What it does represent was the belief in the right of ordinary folk to supplement the law by shaming their transgressing neighbours. Presumably this would be overseen by the village elders.

The Church in the Image

The church is interesting as it looks like a typical Somerset parish church of the area. The battlements and crocketed pinnacles on the tower can be found on the churches in south Somerset and across England. The nearest I can connect without further investigation is Kingsbury Episcopi parish church (about 7 miles away from Montacute). However, it is not that similar and may represent another church I am not familiar with in the area or further afield. It does not look like Montacute parish church.

Figure 7: Kingsbury Episcopi Church, Somerset

Figure 8: Kingsbury Episcopi Church from the south

Figure 9: Kingsbury Episcopi Church from the south


Sir Edward Phelips & The Skimmington Ride

So why did Sir Edward Phelips put the Skimmington Ride in pride of place in his great hall?

Frustratingly there are no records that help to draw any answers or conclusions, so some guesswork is involved.

Phelips wasn’t just a successful lawyer, he was one of the new, aspirational gentry, looking for wealth, opportunity, status and establishing a validated position in society. He was devoted to ensuring governmental order was maintained (More, ‘Phelips, Sir Edward (c.1555–1614)’). He also established himself in local politics and presided over the Courts of Quarter Sessions held in Somerset (county courts that sat 4 times a year – Epiphany, Easter, Midsummer and Michaelmas).

Figure 10: Portrait of Sir Edward Phelips hanging in Screens Passage at Montacute House.

With a career at court he was often in London. Montacute would have been infrequently visited but represented his family seat. The Skimmington Ride is an image of local villagers policing their own morality. The ‘crime’ was outside of the legal system, but it represents the perceived immorality or transgressions recognised by the elders of a community. It sent the message that all members of society have a responsibility for upholding social order. The punishment in this case was targeted at shaming the individual in a particular way and involved the community. It is a warning to husbands to keep order in their households if they want to avoid the chastisement that awaits them.

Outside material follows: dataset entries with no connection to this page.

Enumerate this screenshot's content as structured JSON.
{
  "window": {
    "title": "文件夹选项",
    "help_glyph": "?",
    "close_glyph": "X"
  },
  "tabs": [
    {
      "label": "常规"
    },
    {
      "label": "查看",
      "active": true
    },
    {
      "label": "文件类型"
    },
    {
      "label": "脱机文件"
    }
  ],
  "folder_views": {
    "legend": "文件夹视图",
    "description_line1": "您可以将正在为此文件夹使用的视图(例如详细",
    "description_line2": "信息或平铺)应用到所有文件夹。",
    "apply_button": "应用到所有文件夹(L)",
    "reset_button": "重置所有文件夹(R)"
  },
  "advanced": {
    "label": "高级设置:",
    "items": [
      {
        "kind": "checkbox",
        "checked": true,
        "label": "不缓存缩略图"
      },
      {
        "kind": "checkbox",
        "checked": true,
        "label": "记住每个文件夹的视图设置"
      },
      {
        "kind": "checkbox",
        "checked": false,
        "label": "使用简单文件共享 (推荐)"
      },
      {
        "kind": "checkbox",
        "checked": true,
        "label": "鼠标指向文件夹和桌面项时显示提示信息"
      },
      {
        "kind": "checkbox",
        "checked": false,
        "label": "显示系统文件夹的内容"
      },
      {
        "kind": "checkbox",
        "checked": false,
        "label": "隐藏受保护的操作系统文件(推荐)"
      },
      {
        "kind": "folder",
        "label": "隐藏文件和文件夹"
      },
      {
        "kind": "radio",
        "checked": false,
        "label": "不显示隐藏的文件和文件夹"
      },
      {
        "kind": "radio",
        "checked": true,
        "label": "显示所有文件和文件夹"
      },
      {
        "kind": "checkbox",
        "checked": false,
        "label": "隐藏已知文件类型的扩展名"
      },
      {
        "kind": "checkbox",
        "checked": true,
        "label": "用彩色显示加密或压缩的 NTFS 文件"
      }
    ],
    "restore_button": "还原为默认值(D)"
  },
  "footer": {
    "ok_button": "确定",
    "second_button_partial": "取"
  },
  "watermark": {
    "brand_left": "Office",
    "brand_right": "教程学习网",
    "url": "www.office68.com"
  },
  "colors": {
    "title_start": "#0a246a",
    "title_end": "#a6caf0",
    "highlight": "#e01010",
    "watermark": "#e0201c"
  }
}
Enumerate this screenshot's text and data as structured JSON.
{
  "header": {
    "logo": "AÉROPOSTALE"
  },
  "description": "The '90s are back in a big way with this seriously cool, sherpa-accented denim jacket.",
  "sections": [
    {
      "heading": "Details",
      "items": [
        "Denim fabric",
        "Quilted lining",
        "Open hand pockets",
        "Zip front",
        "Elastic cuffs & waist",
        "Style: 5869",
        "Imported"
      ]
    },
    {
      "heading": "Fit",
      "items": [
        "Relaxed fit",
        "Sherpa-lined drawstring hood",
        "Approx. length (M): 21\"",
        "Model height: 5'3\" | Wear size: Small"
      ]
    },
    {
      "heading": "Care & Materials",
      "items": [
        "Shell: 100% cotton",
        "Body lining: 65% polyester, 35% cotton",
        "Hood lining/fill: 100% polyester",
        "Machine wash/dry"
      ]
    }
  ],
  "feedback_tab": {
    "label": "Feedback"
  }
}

It also recognises and validates local tradition and custom. Maybe it was a family legend that Phelips wanted a representation of. Perhaps he was exercising some humility in a house presenting the latest taste and class distinction. Maybe he was appealing to the village elders in Somerset that they have the responsibility and right to keep their communities in order and implement their forms of justice.

Parochial control had certainly been high on the agenda of William Cecil as he implemented reform under Elizabeth I following The Elizabethan Settlement of 1559.


Phelips’s great hall strangely represents social inclusivity. At one end is the elaborate screen with the latest Renaissance ornamentation designs which would have appealed to his peers and those higher up in society. At the other end is the primitive art likely to have been created by local craftsmen. It does represent the policing of neighbours by neighbours – a useful tool for governing the behaviour of the population by the elite. The plasterwork frieze is a reminder that ordinary folk were considered in this reforming, cultured and intellectual world of early-modern England.


More, Rebecca, S., ‘Phelips, Sir Edward (c.1555–1614)’, Oxford Dictionary of National Biography, Oxford University Press, 2004; online edn, Jan 2008 <> [accessed 10 January 2020]

Ingram, Marin, ‘Ridings, Rough Music and the “Reform of Popular Culture”’, Past & Present, No. 105 (Nov., 1984), pp. 79-113), (Oxford: Oxford University Press on behalf of The Past and Present Society, 1984) <> [accessed 7 January 2020]